The stress is taking its toll on the community. While there are millionaires in the view properties, there are also retirees on fixed incomes. Although some members have blood PFAS levels of 500 to 1000 times the national average, some want the pumps turned back on. Others are unsympathetic to those facing larger waters bills. “They chose to have that many kids” and “they didn’t have to move here.” But now they’re here, they can’t leave. Realtors won’t list their properties for fear of getting sued, leaving the only option sale by owner at a fire sale price.
A bizarre paradox here is that if a military facility had been responsible for the contamination on San Juan Island, they would have taken care of the community.

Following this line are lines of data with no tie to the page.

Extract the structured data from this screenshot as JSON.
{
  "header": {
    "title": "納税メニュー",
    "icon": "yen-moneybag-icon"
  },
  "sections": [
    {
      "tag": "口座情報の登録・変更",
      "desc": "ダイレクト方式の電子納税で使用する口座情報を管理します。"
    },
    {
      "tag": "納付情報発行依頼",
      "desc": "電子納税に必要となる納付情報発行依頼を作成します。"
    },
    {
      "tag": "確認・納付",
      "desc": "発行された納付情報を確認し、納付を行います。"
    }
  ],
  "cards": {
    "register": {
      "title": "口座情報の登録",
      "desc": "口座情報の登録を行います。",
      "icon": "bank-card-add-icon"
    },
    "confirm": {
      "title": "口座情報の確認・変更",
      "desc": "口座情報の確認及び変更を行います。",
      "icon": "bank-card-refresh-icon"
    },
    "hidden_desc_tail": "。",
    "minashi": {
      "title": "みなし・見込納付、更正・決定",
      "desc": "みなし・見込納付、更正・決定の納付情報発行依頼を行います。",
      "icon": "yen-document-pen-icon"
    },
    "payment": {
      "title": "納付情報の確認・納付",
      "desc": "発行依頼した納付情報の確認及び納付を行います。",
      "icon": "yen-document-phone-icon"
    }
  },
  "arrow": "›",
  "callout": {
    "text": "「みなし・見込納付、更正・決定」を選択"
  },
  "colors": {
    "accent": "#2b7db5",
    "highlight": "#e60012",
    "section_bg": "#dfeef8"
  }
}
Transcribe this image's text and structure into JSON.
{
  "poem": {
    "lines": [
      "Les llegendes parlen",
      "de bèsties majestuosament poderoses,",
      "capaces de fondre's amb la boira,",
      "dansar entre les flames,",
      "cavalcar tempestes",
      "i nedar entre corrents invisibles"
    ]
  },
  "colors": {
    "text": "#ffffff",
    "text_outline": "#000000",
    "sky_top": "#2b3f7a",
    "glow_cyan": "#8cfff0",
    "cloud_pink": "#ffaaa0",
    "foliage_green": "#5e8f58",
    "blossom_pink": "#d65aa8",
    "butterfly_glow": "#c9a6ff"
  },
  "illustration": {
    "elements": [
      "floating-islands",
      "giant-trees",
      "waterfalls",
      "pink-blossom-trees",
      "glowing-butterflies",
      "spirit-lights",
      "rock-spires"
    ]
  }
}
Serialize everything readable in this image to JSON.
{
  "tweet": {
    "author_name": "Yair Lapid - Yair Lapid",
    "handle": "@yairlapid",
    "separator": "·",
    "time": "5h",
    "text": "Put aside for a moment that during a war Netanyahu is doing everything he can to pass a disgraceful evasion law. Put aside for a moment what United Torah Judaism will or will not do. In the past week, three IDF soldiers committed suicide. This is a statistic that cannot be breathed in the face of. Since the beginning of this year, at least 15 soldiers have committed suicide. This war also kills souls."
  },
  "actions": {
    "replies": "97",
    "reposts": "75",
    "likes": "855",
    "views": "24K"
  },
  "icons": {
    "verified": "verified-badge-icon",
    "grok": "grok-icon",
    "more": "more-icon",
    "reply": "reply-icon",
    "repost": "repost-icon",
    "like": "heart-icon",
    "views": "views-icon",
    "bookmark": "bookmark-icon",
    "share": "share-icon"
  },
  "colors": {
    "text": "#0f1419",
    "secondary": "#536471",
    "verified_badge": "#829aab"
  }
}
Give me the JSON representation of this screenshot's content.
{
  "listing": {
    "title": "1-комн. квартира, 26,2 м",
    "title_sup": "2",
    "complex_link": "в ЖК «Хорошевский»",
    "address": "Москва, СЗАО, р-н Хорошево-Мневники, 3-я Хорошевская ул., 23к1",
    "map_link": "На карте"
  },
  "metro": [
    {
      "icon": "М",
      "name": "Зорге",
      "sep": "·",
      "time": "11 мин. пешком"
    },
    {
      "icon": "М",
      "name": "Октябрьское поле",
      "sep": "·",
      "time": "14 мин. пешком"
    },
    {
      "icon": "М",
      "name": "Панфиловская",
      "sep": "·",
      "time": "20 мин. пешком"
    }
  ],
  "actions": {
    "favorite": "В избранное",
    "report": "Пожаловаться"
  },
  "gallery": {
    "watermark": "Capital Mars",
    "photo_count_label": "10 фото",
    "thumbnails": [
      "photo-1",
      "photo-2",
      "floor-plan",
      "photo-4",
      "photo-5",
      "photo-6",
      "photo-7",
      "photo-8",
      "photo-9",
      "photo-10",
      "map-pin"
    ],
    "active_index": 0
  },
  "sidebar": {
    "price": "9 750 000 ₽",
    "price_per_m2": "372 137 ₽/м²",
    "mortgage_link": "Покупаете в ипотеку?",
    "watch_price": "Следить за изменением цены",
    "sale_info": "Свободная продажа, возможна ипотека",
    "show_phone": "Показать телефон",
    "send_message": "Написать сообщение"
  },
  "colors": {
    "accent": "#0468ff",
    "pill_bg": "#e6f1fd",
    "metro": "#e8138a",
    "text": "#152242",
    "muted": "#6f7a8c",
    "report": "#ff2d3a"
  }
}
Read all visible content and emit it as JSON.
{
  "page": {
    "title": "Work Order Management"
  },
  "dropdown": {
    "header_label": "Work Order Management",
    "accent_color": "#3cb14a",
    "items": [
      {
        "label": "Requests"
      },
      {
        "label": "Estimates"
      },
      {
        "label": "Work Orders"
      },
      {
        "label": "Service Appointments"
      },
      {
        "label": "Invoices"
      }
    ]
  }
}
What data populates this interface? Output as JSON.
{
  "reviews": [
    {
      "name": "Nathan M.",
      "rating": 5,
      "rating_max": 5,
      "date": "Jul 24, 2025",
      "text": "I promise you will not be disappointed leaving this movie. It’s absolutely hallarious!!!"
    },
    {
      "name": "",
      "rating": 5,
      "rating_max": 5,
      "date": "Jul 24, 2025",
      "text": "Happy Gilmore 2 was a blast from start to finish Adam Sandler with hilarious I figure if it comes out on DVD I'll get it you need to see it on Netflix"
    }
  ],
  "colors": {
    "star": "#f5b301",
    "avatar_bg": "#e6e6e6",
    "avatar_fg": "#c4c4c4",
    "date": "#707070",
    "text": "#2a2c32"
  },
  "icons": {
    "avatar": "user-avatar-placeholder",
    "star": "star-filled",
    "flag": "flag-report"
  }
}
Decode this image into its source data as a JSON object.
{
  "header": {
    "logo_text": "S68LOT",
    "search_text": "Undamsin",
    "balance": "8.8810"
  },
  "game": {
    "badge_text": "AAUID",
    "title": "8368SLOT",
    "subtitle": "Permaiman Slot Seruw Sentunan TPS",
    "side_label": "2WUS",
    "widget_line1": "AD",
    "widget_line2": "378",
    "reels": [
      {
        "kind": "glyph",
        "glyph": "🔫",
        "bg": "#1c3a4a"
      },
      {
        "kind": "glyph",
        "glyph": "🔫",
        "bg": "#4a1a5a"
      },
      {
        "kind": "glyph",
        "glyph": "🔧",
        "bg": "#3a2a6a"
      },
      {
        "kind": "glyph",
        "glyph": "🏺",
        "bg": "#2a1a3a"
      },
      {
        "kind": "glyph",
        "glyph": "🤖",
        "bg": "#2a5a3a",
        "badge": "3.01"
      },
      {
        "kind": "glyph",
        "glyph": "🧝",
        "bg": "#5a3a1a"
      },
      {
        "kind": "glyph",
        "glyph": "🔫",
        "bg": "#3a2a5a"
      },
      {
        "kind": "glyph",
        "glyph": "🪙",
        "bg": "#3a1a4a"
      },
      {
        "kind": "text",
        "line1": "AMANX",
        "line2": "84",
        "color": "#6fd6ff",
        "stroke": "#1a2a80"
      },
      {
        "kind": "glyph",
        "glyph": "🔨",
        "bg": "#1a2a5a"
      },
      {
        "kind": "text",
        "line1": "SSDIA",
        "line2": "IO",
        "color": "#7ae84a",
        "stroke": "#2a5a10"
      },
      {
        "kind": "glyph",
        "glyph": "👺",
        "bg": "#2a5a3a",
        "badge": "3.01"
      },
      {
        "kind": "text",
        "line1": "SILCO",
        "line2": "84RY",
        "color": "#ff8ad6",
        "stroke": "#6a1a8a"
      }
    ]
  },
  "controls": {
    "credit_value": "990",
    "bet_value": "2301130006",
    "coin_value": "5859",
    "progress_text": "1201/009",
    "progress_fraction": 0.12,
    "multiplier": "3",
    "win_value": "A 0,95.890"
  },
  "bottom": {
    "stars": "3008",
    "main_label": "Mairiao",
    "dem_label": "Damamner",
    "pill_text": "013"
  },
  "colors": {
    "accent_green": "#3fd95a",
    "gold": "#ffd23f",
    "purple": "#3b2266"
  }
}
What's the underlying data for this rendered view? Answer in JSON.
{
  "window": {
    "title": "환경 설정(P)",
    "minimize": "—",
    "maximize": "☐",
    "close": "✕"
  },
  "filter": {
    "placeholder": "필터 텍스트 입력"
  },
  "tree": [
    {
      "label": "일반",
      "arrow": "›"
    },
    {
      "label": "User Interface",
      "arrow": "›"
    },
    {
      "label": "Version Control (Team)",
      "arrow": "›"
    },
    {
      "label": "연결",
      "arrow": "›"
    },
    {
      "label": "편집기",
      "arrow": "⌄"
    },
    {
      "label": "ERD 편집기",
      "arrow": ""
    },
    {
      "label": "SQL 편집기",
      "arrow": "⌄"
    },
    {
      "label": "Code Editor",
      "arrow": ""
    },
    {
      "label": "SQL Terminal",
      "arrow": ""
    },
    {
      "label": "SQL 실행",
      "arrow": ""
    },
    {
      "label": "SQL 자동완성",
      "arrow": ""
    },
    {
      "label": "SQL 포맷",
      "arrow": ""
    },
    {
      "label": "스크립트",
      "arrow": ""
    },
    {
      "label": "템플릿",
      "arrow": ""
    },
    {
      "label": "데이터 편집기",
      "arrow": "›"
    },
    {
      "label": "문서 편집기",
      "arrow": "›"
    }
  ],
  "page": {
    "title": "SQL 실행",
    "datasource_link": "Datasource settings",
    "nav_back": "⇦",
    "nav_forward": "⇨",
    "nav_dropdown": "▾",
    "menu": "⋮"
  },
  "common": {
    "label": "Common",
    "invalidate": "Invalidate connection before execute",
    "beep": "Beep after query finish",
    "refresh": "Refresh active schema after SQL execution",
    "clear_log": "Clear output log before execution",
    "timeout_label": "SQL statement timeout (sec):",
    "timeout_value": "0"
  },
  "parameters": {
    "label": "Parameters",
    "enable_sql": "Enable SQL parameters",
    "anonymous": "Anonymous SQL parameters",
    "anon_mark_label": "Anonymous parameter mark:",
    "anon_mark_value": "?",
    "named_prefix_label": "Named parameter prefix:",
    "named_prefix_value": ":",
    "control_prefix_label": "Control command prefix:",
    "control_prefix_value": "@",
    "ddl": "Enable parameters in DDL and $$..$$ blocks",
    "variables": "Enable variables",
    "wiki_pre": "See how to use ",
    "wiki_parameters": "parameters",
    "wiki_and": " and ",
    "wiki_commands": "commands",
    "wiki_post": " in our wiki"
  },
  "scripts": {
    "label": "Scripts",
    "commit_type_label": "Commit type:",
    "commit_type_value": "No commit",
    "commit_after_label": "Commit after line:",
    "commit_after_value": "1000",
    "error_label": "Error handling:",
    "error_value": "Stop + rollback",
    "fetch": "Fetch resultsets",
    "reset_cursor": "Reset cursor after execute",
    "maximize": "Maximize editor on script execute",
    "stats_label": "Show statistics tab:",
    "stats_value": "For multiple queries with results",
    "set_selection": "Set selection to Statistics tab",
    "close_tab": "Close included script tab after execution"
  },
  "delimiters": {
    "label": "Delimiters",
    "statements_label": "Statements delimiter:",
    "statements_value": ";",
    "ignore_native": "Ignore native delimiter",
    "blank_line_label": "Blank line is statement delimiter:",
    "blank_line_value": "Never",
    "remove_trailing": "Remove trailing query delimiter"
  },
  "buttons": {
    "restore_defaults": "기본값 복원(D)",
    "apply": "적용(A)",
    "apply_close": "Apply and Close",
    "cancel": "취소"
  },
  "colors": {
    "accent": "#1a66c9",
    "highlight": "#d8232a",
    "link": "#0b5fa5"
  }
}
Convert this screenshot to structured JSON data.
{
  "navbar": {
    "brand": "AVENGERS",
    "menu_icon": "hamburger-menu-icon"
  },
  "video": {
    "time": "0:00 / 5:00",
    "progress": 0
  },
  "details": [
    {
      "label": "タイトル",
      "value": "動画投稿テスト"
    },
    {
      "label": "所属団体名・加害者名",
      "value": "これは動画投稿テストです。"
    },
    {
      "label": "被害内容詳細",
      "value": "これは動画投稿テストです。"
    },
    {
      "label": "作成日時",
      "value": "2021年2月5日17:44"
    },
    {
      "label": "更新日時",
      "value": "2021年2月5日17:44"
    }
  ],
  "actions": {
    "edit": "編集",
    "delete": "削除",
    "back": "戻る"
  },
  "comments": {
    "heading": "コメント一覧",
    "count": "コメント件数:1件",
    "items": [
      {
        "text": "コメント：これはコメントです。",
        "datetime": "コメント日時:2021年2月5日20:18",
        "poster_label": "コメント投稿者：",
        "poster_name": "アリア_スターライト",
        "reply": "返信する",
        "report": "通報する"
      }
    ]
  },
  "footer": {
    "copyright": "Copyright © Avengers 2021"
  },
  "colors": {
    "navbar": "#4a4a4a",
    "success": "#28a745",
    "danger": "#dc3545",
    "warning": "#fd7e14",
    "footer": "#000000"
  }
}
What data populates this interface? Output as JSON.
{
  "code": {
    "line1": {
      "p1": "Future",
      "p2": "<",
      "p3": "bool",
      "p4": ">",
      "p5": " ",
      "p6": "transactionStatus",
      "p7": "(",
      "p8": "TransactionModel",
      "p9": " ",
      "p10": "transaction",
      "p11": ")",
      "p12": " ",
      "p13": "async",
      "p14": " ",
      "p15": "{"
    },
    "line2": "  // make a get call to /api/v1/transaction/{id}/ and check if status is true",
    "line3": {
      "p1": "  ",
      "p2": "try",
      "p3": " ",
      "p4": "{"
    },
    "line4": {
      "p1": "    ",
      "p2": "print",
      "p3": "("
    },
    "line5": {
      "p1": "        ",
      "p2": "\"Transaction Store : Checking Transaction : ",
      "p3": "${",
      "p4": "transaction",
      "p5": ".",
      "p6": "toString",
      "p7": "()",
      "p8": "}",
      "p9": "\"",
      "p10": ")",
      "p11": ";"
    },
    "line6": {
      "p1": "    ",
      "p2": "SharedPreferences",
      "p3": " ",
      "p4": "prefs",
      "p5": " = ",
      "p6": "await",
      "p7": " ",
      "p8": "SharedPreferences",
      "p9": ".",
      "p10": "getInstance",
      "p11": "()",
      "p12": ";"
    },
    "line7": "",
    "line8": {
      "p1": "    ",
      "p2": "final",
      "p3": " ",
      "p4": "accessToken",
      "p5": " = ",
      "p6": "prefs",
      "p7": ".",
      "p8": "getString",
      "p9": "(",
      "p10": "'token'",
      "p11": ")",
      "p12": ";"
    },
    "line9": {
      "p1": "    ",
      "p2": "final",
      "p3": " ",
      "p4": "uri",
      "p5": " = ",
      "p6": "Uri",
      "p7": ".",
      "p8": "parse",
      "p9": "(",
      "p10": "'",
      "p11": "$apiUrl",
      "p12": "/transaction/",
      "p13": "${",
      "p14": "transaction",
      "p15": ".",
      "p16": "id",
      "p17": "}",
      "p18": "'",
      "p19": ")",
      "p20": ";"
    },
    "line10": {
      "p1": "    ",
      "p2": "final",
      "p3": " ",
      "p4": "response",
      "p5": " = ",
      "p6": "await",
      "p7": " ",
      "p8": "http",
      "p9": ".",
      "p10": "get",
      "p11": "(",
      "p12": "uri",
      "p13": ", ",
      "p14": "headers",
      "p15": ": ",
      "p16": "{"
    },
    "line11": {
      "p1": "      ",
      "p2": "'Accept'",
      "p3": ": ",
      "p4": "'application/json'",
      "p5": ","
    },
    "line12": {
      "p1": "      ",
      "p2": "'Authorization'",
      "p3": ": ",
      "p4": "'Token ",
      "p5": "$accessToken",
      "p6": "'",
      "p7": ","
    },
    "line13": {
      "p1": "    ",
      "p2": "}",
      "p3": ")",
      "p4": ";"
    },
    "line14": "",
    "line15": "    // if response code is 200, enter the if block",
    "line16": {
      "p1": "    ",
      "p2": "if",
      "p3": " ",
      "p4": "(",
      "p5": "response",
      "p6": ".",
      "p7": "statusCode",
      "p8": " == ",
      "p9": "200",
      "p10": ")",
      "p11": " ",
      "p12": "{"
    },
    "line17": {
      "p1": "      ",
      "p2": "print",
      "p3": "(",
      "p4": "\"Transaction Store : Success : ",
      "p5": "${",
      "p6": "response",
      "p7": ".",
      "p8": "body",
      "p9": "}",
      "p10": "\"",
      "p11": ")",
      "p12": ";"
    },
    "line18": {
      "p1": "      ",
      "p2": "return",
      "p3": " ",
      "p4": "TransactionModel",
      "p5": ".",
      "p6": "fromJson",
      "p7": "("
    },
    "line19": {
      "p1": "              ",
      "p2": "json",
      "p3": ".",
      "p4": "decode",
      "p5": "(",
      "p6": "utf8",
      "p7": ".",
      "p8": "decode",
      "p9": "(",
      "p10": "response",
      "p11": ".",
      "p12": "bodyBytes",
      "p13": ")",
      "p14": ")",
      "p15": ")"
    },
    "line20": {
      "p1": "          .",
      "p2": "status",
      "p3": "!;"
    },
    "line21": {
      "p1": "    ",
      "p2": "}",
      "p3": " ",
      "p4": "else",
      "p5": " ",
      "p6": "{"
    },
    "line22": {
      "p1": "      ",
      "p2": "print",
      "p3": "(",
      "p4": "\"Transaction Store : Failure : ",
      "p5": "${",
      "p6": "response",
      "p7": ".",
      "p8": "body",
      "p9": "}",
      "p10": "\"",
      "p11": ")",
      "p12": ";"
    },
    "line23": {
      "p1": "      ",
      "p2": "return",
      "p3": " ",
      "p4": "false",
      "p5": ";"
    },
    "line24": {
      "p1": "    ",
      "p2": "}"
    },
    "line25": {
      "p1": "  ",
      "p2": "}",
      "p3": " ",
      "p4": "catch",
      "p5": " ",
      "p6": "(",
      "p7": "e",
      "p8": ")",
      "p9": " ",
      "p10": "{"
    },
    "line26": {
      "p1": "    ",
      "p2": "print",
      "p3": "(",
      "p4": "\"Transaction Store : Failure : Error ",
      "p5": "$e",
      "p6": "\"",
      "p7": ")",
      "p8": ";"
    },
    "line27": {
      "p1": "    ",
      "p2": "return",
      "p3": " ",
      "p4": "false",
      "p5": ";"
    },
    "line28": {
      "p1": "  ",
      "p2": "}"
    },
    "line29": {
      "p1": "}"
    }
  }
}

While the Bipartisan Infrastructure Law made money available to deal with PFAS contamination, there’s no mechanism in place to get it to where it’s needed. It’s pushing on a rope.
The politicians, national, state, and county, are nowhere to be seen in any of these cases.
I want to give a shout out to our federal, state, and county agency staff, many of whom read this newsletter. Don’t worry, I’m not going to blow your cover! At every level, they are underappreciated, underpaid, and understaffed. They are stuck with working within the confines of our laws the way they are written and are constantly subject to political interference. Like Cassandra, they see these problems brewing years ahead; like Cassandra, they’re cursed to have no one believe them.
As a species, we’re wired to react more to minor near-term threats to our “freedom” than to more serious long-term threats to our very existence. We have a political and media ecosystem that amplifies that, as I’ve written about here. We wrote our environmental laws that way. Grounded in outrage at critical environmental disasters, they deal better with literal train wrecks like East Palestine, Ohio, than with slow-motion train wrecks like PFAS. The same factors inhibit our ability to respond to climate change and to public health issues like the opioid epidemic or COVID. Our politicians respond to the loudest voices, lurching from crisis to crisis while in permanent election mode.
A couple of years ago, I realized that I could help best by writing past the distractions and outrage to bring attention to these issues and public pressure to bear on the political class. After a year in the trenches with the grant, that’s what I’m back trying to do. Thanks for joining me.